Less than one in three Americans agrees with Trump’s decision to pull the United States out of the deal, according to a Reuters/Ipsos national opinion poll released on Tuesday.
The poll, conducted May 4-8, ahead of the Republican president’s announcement to end the deal, found that 29 percent of adults wanted to end it, while 42 percent said the United States should remain in and the remaining 28 percent said they “don’t know.”
Trump said he was willing to negotiate a new deal with Iran, but Tehran already has ruled that out and threatened unspecified retaliation if Washington pulled out.
Obama described Trump’s decision to withdraw from the deal, known formally as the JCPOA, as “misguided.”
“I believe that the decision to put the JCPOA at risk without any Iranian violation of the deal is a serious mistake,” Obama said in a statement.

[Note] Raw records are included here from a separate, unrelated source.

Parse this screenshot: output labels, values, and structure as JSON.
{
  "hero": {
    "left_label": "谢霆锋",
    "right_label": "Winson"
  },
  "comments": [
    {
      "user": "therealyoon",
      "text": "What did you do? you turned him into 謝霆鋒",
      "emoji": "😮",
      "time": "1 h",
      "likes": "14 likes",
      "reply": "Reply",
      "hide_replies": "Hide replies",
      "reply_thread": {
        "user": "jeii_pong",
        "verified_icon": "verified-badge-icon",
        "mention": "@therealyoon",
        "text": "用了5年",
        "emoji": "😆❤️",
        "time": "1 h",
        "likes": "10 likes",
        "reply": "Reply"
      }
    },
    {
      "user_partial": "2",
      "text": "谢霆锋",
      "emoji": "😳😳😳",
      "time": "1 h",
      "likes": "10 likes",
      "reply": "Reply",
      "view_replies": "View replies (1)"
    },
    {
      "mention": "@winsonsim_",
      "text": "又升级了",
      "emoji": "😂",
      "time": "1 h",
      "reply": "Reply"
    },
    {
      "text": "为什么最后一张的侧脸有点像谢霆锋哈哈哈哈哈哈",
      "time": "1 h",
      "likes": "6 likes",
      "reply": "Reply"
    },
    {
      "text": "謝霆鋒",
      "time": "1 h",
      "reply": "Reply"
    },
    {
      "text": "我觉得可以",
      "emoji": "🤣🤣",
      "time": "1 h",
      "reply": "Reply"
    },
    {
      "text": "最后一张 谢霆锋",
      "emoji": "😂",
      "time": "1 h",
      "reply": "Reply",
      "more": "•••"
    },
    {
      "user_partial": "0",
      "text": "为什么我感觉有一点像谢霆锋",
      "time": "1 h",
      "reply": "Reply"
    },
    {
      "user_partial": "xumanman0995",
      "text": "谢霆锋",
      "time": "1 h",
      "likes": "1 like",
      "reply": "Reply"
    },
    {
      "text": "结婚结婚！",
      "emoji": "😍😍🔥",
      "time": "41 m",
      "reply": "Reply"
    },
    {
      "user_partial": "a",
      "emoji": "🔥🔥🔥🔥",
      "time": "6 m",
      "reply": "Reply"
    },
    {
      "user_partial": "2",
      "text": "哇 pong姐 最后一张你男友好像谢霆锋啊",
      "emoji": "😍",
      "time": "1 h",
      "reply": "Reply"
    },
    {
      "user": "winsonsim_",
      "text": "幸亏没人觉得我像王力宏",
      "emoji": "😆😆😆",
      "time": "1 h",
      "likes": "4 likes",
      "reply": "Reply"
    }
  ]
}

Iran’s growing military and political power in Yemen, Syria, Lebanon and Iraq worries the United States, Israel and U.S. Arab allies such as Saudi Arabia.
Israel has traded blows with Iranian forces in Syria since February, stirring concern that major escalation could be looming.
Prime Minister Benjamin Netanyahu made a televised address lauding Trump’s Iran policy and alluding to the tensions over Syria.
Saudi Arabia, Iran’s arch-foe in the Middle East, and Washington’s other Gulf Arab allies also welcomed Trump’s decision.
Trump devoted part of his speech to the “long-suffering people of Iran,” criticizing Iran’s rulers and saying “the future of Iran belongs to its people.”
Reporting by Steve Holland; Additional reporting by Tim Ahmann, Makini Brice, Warren Strobel, Jonathan Landay and Arshad Mohammed, Patricia Zengerle, David Lawder, Mohammad Zargham in Washington, Ayenat Mersie in New York, Sybille de La Hamaide, John Irish and Tim Hepher in Paris, Parisa Hafezi in Ankara, David Milliken and Bozorgmehr Sharafedin in London and Andrew Torchia in Dubai; Writing by Alistair Bell and Yara Bayoumy; Editing by Mary Milliken, Bill Trott and Peter Cooney